I don’t, sadly.
Now, with modular balance leads
Have you done any long-term testing of the plastic under load? What have you seen?
I’ve done something similar but for just very small battery packs…2 to 6 cells for varying cell types. A problem I’ve run into with 3d printing polymers I’ve used is that they didn’t stand up well over time. After about 1 year or so, the plastic split between the cells due to the forces applied to assure each cell has a solid electrical connection. This usually caused loss of power from the pack. When I tried to “lock-down” the cells with less force to reduce the load on the polymer, the electrical connections began to show intermittency and overheat (I suspect) due to the less solid and perhaps lower-surface area connection with the cell contacts.
Do you have pics of the setup?
I am thinking of doing a pack for my ebike - your sets would be awesome for that.
How can I get some to test? I am already thinking of how to connect the separate modules to each other so that they don’t “wobble” around (on a bike I don’t have an enclosure that holds them - but the empty screw holes could be useful to somehow screw the individual modules together). On a bike I will probably need some rather complex structure to perfectly fit inside the frame. Vibrations will be low (impacts not so much though on a downhill bike).
Yeah would be nice to get more details about your setup and how it get wore out over time. what type of filament did you use and what’s your print setting? would be nice to see a model too.
As for long-term testing, I haven’t been able to find established research on 3d printed material aging under stress (please let me know if you find something). My understanding is PETG is a great material with very little drawback for our application. about 70C glass temp, Pliable, durable and good layer adhesion. Check this article out more about PETG.
I have addressed some concerns on stress due to over tensioning the parts. I have tuned a lot of dimensions so that everything would fit within reasonable tolerance for good compression while not putting too much stress on the 3d printed parts.
@Maxid thanks for you interest. I’m currently a little busy on school rn. I’ll make an update to reply to all interest maybe in a week or 2. Yeah, you have noticed it. those empty holes are great for a few reasons. I decided to leave them there so that you can chain holders together and attach to an additional piece that you would use to screw into your longboard deck like @mishrasubhransu’s for the NESE. (i have not CAD one out yet but it should be easy few hour job with testing)
A bit of 3D printing stuff in my experience, maybe not super applicable to these, as PETG may serve this purpose just fine.

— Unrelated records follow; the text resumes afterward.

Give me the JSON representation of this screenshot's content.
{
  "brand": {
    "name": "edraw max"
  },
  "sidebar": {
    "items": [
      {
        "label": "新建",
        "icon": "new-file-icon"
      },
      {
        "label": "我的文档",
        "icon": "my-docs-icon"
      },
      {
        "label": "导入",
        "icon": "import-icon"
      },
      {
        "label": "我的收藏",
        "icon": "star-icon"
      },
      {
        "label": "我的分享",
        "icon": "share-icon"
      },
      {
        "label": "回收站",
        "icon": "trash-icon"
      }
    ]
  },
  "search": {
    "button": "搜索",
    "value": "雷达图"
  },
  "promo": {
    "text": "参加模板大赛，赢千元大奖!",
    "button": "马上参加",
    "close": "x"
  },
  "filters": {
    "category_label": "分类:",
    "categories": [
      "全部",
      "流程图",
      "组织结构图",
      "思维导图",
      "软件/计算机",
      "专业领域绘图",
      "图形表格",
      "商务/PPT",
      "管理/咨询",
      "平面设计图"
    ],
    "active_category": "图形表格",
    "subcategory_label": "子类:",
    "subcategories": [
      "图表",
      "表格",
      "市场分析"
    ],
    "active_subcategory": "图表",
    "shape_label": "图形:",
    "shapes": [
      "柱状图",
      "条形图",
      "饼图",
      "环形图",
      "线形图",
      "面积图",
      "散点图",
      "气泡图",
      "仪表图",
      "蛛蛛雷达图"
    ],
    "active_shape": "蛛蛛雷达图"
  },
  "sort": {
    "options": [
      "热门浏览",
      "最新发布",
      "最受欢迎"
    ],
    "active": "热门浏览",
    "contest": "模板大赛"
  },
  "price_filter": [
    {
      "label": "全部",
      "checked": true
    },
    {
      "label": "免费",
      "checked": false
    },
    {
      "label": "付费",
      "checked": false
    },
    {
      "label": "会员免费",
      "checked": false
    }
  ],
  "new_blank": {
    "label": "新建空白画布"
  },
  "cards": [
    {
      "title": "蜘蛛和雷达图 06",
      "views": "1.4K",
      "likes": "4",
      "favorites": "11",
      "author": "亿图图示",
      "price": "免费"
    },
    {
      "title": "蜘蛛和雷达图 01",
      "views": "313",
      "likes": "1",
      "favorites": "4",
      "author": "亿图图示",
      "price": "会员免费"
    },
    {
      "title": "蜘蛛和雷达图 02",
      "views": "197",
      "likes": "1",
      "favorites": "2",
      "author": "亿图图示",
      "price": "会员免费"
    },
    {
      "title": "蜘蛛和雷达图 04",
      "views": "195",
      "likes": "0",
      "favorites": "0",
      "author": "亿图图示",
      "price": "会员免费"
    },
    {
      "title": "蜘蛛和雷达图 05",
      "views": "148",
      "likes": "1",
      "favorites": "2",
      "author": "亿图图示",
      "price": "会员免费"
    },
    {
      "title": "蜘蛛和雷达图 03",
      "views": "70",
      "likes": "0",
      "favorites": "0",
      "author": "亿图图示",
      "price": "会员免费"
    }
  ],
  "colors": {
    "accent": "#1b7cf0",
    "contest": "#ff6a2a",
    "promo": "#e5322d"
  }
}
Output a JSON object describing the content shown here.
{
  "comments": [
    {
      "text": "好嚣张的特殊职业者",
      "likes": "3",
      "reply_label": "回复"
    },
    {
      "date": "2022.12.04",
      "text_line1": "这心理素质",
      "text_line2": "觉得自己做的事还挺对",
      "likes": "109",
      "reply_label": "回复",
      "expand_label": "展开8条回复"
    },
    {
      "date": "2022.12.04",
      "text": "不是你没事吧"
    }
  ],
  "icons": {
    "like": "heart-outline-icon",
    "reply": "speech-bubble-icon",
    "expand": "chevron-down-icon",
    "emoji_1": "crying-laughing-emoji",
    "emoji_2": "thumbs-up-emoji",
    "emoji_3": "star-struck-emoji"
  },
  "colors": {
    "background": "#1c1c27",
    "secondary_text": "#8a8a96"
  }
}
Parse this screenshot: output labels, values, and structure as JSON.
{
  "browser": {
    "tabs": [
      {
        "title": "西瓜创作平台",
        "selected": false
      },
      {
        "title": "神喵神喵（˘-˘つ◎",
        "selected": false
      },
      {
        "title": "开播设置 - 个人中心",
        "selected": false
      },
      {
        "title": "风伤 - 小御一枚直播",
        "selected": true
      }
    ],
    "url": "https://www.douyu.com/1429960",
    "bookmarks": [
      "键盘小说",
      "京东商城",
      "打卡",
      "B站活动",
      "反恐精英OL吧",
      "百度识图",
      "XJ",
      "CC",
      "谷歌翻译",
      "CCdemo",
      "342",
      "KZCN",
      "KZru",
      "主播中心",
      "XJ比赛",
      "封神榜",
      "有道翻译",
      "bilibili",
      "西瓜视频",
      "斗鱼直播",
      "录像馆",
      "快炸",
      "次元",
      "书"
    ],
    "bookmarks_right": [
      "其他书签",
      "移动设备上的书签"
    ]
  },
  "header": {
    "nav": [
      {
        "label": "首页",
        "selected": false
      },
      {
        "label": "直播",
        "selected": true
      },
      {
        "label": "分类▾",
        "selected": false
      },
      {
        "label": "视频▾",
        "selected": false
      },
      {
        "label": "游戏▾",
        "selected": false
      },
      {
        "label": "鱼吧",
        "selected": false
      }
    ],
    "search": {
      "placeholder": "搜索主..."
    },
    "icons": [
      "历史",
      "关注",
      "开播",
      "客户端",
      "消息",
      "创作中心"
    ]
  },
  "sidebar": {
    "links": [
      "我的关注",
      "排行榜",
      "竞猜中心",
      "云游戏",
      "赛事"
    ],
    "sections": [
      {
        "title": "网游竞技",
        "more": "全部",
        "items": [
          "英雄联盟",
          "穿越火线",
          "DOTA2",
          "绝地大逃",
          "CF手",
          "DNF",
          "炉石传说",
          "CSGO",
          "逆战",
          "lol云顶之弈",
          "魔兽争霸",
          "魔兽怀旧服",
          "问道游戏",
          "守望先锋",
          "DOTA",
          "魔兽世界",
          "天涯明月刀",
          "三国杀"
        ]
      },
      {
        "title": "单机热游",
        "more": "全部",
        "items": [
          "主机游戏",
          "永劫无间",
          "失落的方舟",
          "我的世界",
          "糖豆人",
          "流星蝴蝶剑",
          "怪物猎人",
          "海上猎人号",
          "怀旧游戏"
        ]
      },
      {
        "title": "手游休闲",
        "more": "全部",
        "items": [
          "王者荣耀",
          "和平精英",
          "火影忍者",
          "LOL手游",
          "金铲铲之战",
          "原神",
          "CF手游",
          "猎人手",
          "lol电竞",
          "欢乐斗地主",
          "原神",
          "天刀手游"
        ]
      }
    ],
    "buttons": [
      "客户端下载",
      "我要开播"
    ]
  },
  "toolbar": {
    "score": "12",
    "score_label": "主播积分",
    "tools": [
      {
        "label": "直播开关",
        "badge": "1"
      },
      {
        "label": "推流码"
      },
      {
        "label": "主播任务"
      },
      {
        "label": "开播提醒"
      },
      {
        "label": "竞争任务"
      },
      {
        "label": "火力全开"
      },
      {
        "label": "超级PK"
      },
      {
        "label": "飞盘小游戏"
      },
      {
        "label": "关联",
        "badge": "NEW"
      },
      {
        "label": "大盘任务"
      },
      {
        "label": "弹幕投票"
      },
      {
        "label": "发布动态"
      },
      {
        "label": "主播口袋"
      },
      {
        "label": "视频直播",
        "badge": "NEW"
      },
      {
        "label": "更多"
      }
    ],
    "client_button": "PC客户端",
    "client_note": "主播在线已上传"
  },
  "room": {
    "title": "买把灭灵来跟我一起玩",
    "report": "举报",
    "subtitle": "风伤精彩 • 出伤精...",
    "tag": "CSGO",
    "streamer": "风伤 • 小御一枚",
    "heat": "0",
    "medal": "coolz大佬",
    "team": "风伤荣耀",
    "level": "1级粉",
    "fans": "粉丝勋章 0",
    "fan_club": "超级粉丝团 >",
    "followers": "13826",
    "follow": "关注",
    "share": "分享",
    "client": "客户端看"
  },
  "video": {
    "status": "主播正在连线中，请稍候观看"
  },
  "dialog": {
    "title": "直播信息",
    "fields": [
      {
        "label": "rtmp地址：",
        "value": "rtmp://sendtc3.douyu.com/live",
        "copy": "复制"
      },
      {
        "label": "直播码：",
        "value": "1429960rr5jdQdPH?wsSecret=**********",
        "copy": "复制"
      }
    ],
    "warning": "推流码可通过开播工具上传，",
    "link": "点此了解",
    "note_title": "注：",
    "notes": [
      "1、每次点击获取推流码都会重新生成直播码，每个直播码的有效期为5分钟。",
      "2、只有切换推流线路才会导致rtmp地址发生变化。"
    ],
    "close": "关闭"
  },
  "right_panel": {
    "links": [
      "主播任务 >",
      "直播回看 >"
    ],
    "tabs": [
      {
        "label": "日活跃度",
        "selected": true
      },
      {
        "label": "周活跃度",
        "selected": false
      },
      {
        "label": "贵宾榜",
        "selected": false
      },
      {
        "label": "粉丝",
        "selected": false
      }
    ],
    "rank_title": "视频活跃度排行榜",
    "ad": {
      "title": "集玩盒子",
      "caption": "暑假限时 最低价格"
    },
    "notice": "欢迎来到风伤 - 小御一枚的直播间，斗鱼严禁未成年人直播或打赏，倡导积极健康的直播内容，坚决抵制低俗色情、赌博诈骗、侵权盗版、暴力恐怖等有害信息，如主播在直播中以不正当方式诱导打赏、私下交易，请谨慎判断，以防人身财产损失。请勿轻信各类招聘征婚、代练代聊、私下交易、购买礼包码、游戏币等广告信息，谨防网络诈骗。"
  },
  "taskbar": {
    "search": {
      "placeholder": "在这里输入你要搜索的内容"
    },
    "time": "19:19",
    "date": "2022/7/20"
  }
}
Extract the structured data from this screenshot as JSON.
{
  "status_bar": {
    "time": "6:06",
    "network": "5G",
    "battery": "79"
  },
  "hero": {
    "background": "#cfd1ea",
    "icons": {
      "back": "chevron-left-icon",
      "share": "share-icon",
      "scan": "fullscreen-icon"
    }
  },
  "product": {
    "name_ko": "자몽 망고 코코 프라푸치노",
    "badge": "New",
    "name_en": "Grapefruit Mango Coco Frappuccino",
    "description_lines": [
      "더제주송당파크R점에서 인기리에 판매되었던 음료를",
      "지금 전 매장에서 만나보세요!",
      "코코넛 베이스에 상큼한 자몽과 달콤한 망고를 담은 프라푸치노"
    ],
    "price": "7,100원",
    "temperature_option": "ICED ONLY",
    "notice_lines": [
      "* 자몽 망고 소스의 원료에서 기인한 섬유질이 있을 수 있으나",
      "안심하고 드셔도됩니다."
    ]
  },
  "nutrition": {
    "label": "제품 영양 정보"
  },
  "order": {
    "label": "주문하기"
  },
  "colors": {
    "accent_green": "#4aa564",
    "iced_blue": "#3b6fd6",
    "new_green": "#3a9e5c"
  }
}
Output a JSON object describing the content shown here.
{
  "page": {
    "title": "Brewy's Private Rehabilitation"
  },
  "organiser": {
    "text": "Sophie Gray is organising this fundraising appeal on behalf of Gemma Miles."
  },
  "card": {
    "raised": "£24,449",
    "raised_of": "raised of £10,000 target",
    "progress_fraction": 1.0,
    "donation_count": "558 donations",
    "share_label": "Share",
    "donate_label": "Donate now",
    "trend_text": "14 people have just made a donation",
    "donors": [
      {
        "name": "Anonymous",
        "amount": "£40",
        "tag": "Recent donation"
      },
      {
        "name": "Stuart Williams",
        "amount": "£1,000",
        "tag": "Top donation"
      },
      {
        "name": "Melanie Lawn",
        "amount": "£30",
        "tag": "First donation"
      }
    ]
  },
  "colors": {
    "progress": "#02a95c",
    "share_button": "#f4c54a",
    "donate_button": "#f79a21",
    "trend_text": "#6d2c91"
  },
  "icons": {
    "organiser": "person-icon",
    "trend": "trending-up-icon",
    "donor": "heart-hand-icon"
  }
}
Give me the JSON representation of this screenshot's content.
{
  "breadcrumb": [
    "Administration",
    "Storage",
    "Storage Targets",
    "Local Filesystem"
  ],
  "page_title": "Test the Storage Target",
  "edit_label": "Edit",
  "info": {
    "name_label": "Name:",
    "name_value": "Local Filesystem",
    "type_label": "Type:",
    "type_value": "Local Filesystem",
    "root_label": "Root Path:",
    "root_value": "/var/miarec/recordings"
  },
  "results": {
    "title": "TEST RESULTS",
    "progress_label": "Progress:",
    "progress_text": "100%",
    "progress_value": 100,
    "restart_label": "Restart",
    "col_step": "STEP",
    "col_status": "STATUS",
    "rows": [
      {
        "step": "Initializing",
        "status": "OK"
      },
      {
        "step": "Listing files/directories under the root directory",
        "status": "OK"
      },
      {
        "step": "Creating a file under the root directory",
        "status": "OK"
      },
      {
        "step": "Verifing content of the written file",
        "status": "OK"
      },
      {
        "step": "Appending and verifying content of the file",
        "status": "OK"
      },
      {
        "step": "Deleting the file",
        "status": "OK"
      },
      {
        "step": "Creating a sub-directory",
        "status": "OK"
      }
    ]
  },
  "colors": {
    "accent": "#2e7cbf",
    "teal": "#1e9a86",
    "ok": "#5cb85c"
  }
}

I find myself not using PETG for eskate applications, most of the time. Contrary to a lot of articles on the internet, I’ve found PETG to be fairly brittle. It’s still strong and somewhat flexible, but if you are doing less than 10 layers or 6 walls on two sides, I find it can’t take a ton of stress. For these hardware compression cells, I think (with testing) it should be fine, as long as you aren’t compressing with too much force. PETG is great for larger parts though IME, parts that have a lot of extra mass to take flexing stress off smaller areas.
Nylon is king when it comes to strength, but I am afraid unless you find the right type of nylon that is extremely rigid, nylon might be a bit too flexible for these compression cells… but as long as your compression bolts are spaced evenly, you could torque these down a CRAP TON if they were made out of nylon and not have to worry about cracking. I’ve had only one part made out of nylon ever outright break on me, and it sheared across the whole part and not the layer lines. With PETG, i’ve had maybe a third of my parts just crack, like stress fractures, that I ended up just replacing those prints with the same parts made out of nylon.
Thanks for you input and saying sorry ahead of time if it sounds too defensive.
Yeah Nylon is definitely a great material with a lot of advantages over PETG. Personally I have not print with nylon before because it requires me to do numerous more upgrades to my cr-10 which is already very modified. (I’ll eventually get there, making this from a $300 machine to $600)
Petg is brittle if you compare it to nylon and I totally agree that nylon can be too flexible too. It’s all about finding the right material for the use case rather than the absolute optimal. There are also a lot more mix filaments that are great and available on the market: Pla-CF, PET, Nylon, Nylon-PLA, Nylon-CF. I definitely have a limited experience with filaments, but I find PETG reasonable for this application. it’s also widely used thus available at low cost. I will get to explore more material once we move on from 3d printing.
On a side note, I’ve heard about some self extinguishing plastics that’s also super interesting.
Are any plan to made a design for 20700 cells?
Basically I’m down for any request and then I’ll make that available for everyone.